  • The thresholds were established based on the training set for distinguishing high, intermediate, and low risk groups, with relative risks of 2.25 (95% CI, 1.18-4.28), 1.02 (95% CI, 0.46 – 2.26), and 0.47 (95% CI, 0.31, 0.70), respectively. When applied to the independent validation set, these thresholds demonstrated relative risks of 1.74, (95% CI, 1.03 – 2.93) 1.05 (95% CI, .45 – 2.41), and 0.74 (95% CI, 0.51 – 0.96), for high, intermediate and low risk groups respectively, demonstrating a high degree of concordance between the training and validation sets [17].
  • The authors have provided us with the predicted risk scores of the patients in their validation dataset, allowing us to calculate additional performance measures.
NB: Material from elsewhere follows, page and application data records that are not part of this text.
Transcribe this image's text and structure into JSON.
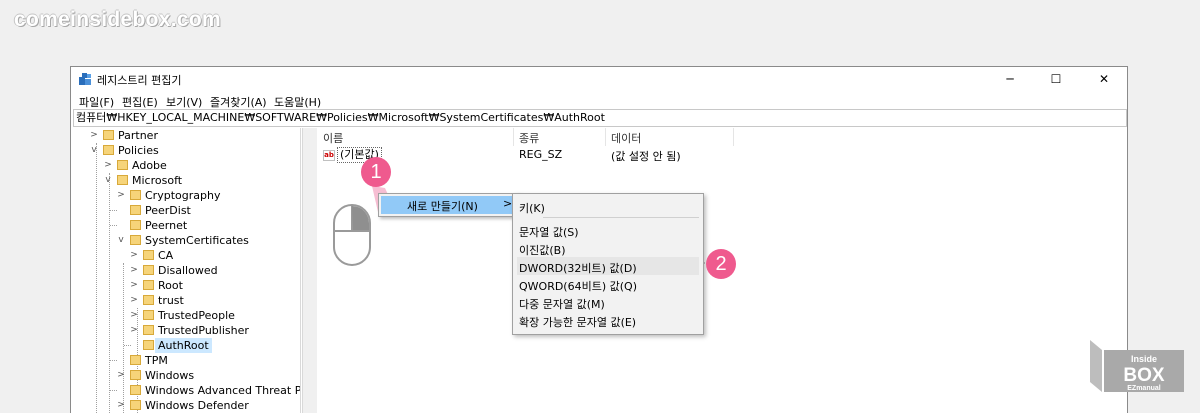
{
  "watermark": "comeinsidebox.com",
  "window": {
    "title": "레지스트리 편집기",
    "controls": {
      "minimize": "─",
      "maximize": "☐",
      "close": "✕"
    }
  },
  "menu": [
    "파일(F)",
    "편집(E)",
    "보기(V)",
    "즐겨찾기(A)",
    "도움말(H)"
  ],
  "address": "컴퓨터₩HKEY_LOCAL_MACHINE₩SOFTWARE₩Policies₩Microsoft₩SystemCertificates₩AuthRoot",
  "tree": [
    {
      "label": "Partner",
      "expander": ">"
    },
    {
      "label": "Policies",
      "expander": "v"
    },
    {
      "label": "Adobe",
      "expander": ">"
    },
    {
      "label": "Microsoft",
      "expander": "v"
    },
    {
      "label": "Cryptography",
      "expander": ">"
    },
    {
      "label": "PeerDist",
      "expander": ""
    },
    {
      "label": "Peernet",
      "expander": ""
    },
    {
      "label": "SystemCertificates",
      "expander": "v"
    },
    {
      "label": "CA",
      "expander": ">"
    },
    {
      "label": "Disallowed",
      "expander": ">"
    },
    {
      "label": "Root",
      "expander": ">"
    },
    {
      "label": "trust",
      "expander": ">"
    },
    {
      "label": "TrustedPeople",
      "expander": ">"
    },
    {
      "label": "TrustedPublisher",
      "expander": ">"
    },
    {
      "label": "AuthRoot",
      "expander": "",
      "selected": true
    },
    {
      "label": "TPM",
      "expander": ""
    },
    {
      "label": "Windows",
      "expander": ">"
    },
    {
      "label": "Windows Advanced Threat Protect",
      "expander": ""
    },
    {
      "label": "Windows Defender",
      "expander": ">"
    }
  ],
  "list": {
    "columns": [
      "이름",
      "종류",
      "데이터"
    ],
    "rows": [
      {
        "icon": "ab",
        "name": "(기본값)",
        "type": "REG_SZ",
        "data": "(값 설정 안 됨)"
      }
    ]
  },
  "context_menu": {
    "new_label": "새로 만들기(N)",
    "arrow": ">",
    "submenu": [
      "키(K)",
      "문자열 값(S)",
      "이진값(B)",
      "DWORD(32비트) 값(D)",
      "QWORD(64비트) 값(Q)",
      "다중 문자열 값(M)",
      "확장 가능한 문자열 값(E)"
    ],
    "highlighted_index": 3
  },
  "steps": [
    "1",
    "2"
  ],
  "colors": {
    "accent": "#ef5a8e",
    "menu_highlight": "#91c9f7",
    "selection": "#cce8ff"
  },
  "logo": {
    "line1": "Inside",
    "line2": "BOX",
    "line3": "EZmanual"
  }
}
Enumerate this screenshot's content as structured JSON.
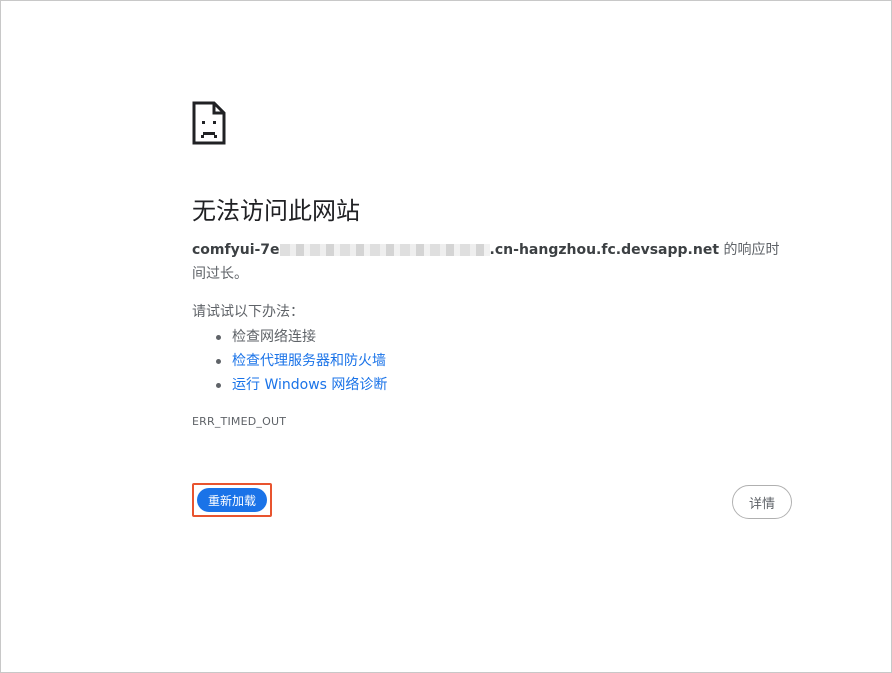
{
  "error_page": {
    "icon": "sad-page-icon",
    "title": "无法访问此网站",
    "message": {
      "host_prefix": "comfyui-7e",
      "host_suffix": ".cn-hangzhou.fc.devsapp.net",
      "text": " 的响应时间过长。"
    },
    "try_label": "请试试以下办法：",
    "suggestions": [
      {
        "label": "检查网络连接",
        "link": false
      },
      {
        "label": "检查代理服务器和防火墙",
        "link": true
      },
      {
        "label": "运行 Windows 网络诊断",
        "link": true
      }
    ],
    "error_code": "ERR_TIMED_OUT",
    "reload_label": "重新加载",
    "details_label": "详情",
    "colors": {
      "accent": "#1a73e8",
      "highlight": "#e8542f",
      "text": "#5f6368"
    }
  }
}
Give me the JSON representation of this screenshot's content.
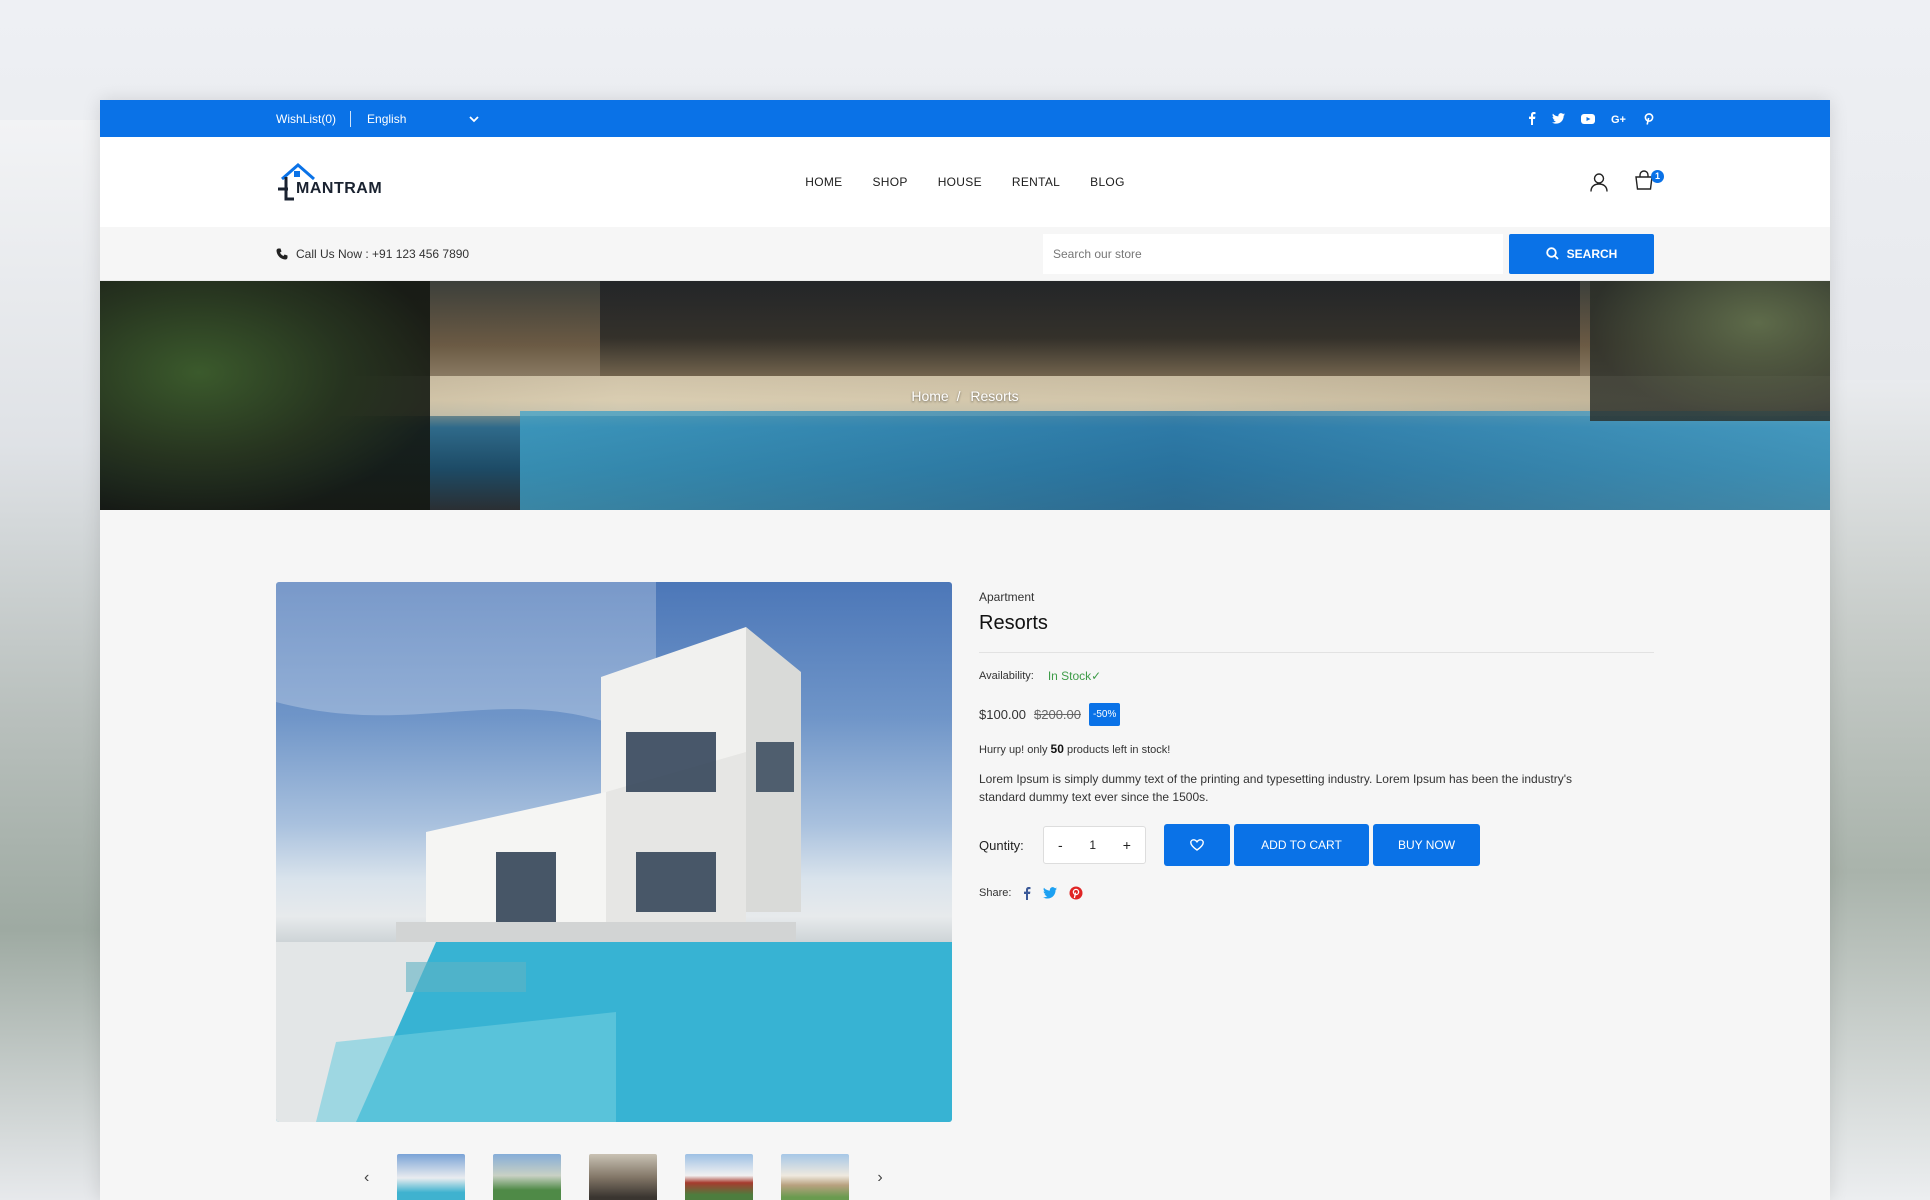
{
  "topbar": {
    "wishlist": "WishList(0)",
    "language": "English",
    "social_icons": [
      "facebook-icon",
      "twitter-icon",
      "youtube-icon",
      "google-plus-icon",
      "pinterest-icon"
    ]
  },
  "header": {
    "logo_text": "MANTRAM",
    "nav": [
      "HOME",
      "SHOP",
      "HOUSE",
      "RENTAL",
      "BLOG"
    ],
    "cart_count": "1"
  },
  "subbar": {
    "call_text": "Call Us Now : +91 123 456 7890",
    "search_placeholder": "Search our store",
    "search_button": "SEARCH"
  },
  "banner": {
    "breadcrumb_home": "Home",
    "breadcrumb_sep": "/",
    "breadcrumb_current": "Resorts"
  },
  "product": {
    "category": "Apartment",
    "title": "Resorts",
    "availability_label": "Availability:",
    "availability_value": "In Stock✓",
    "price": "$100.00",
    "old_price": "$200.00",
    "discount": "-50%",
    "hurry_prefix": "Hurry up! only",
    "hurry_count": "50",
    "hurry_suffix": "products left in stock!",
    "description": "Lorem Ipsum is simply dummy text of the printing and typesetting industry. Lorem Ipsum has been the industry's standard dummy text ever since the 1500s.",
    "quantity_label": "Quntity:",
    "quantity_value": "1",
    "minus": "-",
    "plus": "+",
    "add_to_cart": "ADD TO CART",
    "buy_now": "BUY NOW",
    "share_label": "Share:"
  },
  "colors": {
    "primary": "#0a72e7",
    "in_stock": "#3f9c49"
  }
}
Using the recommended high and low risk cutoffs [17], in the validation dataset the model has a sensitivity for nodal involvement of 0.44, a specificity of 0.70, a positive predictive value (PPV) of 0.30, and a negative predictive value (NPV) of 0.81. PPV and NPV calculations assume a 23% prevalence of nodal involvement at time of cystectomy [3]. Importantly, if patients with higher stage disease were to be selected for testing, these characteristics would change. For example, if only T3 patients were selected, the prevalence of occult nodal disease in these patients would be 39% [3]. Hence the PPV and NPV in this scenario would be 0.48 and 0.66, respectively.

Clinical Utility : Net benefit of test in improving health outcomes.

  • The gene expression model was validated in a prospectively collected cohort of patients enrolled in a phase III clinical trial [20], indicating that the gene model can accurately identify high and low risk patients in clinically relevant patient populations [17]. However, prospective studies are needed to fully define the clinical utility of the 20 gene node signature and to assess whether neoadjuvant chemotherapy confers a larger survival benefit in the high risk patients identified by this test.


There is currently only a single peer-reviewed publication describing the development and validation of the genomic test. The testing is not currently available in a clinical laboratory setting.


The 20 gene model described in this summary is the first published model for predicting nodal involvement in bladder cancer patients and by providing this molecular intelligence, has the potential to strategically increase the use of neoadjuvant therapy and increase bladder cancer survival rates while limiting unnecessary aggressive treatment. Importantly, the model was developed with clinical applicability in mind. Specifically, the 20 genes (21 probes) used in the model are reliably expressed in TUR specimens and can be reliably detected with both FF and FFPE preservation methods, the clinical conditions under which the model will be employed and allowing for retrospective analysis of archival tissue after the patients has undergone TUR in the course of routine clinical care and muscle invasive disease discovered. Although the model has been validated in prospectively collected samples from an independent clinical trial, further refinement is needed in the clinical laboratory setting to bring this test to routine clinical use. Nevertheless, the development of the model is an important milestone on the path to the personalized treatment of bladder cancer.


None identified

Last updated: August 4, 2011

Competing interests

GD and DT participated in the development and validation of the gene model and are coauthors on the publication describing its development and validation [17]. IP rights on this test have been filed at the University of Colorado.